──────── Records provided

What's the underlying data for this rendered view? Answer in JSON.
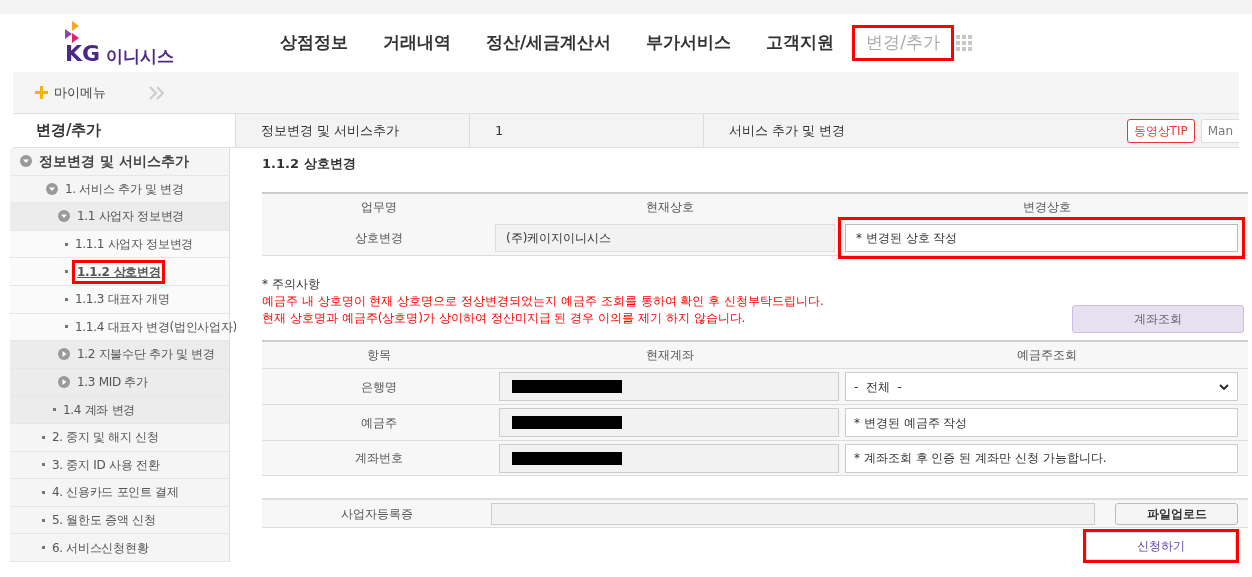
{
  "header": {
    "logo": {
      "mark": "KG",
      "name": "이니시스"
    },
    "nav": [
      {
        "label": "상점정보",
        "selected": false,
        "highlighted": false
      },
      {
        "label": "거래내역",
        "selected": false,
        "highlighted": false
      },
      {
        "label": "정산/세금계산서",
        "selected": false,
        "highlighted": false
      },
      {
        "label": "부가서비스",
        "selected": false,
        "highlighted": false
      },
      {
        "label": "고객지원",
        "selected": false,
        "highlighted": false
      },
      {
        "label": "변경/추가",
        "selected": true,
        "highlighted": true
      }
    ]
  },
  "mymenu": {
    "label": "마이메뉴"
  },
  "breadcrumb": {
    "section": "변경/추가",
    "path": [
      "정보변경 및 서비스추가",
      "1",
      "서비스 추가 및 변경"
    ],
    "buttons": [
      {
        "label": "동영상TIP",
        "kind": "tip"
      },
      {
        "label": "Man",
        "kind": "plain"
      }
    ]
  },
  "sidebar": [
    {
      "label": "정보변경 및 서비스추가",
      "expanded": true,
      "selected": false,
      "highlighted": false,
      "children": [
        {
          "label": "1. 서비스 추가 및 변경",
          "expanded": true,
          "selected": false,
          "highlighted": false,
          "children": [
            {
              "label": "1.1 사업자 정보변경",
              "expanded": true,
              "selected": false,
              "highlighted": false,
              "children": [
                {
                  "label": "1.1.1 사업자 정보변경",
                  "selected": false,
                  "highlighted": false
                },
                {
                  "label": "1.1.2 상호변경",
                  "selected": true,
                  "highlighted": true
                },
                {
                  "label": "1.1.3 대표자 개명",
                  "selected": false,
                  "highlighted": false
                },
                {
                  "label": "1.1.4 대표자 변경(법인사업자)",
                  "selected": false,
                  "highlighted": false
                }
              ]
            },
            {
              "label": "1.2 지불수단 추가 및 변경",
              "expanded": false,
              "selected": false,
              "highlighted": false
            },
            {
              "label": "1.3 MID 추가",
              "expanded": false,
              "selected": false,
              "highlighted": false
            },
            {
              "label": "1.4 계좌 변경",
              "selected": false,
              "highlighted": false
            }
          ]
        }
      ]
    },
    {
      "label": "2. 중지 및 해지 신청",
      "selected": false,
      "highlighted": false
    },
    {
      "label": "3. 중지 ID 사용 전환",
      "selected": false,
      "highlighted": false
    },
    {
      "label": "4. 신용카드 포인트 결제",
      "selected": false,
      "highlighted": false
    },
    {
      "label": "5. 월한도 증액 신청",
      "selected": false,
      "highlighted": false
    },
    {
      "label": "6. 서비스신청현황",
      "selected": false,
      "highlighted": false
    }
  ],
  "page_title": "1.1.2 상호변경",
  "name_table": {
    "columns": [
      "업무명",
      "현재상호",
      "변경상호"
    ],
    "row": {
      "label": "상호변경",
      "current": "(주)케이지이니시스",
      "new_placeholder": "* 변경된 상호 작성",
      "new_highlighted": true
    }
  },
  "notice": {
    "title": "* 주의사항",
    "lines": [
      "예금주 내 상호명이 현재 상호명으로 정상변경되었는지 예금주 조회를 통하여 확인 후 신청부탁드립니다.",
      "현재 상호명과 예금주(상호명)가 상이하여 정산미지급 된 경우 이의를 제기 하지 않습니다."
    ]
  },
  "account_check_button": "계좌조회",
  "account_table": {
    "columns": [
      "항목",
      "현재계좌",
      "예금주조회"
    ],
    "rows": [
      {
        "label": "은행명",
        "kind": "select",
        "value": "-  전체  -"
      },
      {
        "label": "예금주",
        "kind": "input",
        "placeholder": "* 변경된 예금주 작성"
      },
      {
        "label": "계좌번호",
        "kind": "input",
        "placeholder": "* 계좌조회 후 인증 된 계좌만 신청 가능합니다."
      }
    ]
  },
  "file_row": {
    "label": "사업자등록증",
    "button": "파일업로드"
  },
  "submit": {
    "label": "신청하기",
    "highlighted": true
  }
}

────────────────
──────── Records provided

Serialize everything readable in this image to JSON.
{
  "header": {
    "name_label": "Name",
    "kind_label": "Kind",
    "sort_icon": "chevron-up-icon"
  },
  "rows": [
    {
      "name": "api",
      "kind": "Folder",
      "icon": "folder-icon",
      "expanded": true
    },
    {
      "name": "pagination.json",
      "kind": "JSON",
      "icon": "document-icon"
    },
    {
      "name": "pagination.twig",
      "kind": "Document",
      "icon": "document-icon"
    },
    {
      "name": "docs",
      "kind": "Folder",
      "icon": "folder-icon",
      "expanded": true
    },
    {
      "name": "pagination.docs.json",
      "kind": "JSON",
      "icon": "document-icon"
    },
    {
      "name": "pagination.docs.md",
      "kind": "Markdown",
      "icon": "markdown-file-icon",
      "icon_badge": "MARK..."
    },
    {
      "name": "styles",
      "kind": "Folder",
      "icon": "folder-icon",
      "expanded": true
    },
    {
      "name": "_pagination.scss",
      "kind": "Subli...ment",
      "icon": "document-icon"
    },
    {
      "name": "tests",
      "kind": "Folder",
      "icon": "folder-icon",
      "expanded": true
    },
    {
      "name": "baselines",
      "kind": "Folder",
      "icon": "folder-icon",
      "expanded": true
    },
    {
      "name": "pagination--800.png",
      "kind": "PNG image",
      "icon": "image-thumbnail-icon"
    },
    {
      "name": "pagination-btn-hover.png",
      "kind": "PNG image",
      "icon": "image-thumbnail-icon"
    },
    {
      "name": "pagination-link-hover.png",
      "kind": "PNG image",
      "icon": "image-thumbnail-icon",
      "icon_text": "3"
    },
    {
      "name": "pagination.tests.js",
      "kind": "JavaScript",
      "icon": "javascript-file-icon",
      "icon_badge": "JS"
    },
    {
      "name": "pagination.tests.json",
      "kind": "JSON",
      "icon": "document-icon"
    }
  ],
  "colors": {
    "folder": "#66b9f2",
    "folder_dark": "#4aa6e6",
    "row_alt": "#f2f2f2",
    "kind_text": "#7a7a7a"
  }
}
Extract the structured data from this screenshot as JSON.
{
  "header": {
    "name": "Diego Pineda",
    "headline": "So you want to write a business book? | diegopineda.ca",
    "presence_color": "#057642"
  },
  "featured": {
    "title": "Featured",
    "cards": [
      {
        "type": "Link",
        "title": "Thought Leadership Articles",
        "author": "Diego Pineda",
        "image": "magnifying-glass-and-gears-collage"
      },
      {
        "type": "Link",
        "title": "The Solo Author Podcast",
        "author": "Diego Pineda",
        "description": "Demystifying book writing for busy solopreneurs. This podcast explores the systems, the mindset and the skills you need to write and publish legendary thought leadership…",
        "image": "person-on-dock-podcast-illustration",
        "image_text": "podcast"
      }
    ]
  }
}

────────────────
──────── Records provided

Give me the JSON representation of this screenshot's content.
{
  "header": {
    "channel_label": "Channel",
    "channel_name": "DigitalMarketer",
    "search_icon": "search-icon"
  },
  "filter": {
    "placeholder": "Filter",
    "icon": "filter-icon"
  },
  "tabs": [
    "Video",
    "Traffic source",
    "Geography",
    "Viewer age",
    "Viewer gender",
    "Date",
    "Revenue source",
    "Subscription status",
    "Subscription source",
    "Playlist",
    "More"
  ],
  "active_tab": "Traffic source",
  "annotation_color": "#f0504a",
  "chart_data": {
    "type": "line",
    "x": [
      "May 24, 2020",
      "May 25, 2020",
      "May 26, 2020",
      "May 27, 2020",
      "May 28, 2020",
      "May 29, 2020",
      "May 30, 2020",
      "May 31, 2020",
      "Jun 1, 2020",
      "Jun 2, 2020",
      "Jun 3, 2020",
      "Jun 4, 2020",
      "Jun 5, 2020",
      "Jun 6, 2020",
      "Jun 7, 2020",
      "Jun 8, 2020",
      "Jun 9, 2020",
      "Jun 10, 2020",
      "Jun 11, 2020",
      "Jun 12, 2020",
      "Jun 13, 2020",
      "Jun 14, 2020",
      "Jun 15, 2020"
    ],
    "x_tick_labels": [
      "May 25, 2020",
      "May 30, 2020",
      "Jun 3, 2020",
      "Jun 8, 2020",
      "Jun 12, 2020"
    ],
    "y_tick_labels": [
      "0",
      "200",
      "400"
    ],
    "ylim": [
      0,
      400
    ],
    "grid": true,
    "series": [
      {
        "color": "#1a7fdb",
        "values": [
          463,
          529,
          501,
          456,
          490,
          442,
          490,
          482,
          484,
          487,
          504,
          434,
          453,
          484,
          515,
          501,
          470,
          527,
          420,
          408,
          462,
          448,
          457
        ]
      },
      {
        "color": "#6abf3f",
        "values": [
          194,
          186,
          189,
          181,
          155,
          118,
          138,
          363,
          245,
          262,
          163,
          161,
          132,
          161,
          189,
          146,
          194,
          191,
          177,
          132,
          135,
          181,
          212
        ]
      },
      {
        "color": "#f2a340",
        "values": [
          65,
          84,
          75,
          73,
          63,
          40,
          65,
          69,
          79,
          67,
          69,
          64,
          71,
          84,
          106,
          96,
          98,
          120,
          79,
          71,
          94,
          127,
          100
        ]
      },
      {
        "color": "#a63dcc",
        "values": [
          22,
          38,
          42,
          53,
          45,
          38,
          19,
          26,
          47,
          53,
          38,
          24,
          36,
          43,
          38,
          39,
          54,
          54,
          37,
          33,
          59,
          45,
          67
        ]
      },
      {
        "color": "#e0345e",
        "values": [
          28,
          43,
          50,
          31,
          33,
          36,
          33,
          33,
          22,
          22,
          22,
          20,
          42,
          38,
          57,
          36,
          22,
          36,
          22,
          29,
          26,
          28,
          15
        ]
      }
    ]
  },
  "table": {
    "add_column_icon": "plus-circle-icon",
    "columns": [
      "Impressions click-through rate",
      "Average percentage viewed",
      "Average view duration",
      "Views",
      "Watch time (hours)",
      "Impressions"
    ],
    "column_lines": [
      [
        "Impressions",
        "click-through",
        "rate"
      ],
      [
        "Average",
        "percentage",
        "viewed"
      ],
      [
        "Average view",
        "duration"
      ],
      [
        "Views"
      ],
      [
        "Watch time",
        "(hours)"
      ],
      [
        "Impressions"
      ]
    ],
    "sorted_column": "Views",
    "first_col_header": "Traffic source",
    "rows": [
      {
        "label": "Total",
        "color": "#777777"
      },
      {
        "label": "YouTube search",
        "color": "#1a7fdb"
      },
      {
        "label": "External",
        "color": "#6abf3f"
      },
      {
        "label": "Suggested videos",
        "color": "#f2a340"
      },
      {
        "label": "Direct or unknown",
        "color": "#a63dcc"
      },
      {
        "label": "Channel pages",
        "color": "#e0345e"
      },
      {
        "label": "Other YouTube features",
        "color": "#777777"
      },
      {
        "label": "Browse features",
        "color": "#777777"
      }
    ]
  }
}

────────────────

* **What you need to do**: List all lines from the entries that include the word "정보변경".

* **Result of this exercise**:
      "정보변경 및 서비스추가",
      "label": "정보변경 및 서비스추가",
              "label": "1.1 사업자 정보변경",
                  "label": "1.1.1 사업자 정보변경",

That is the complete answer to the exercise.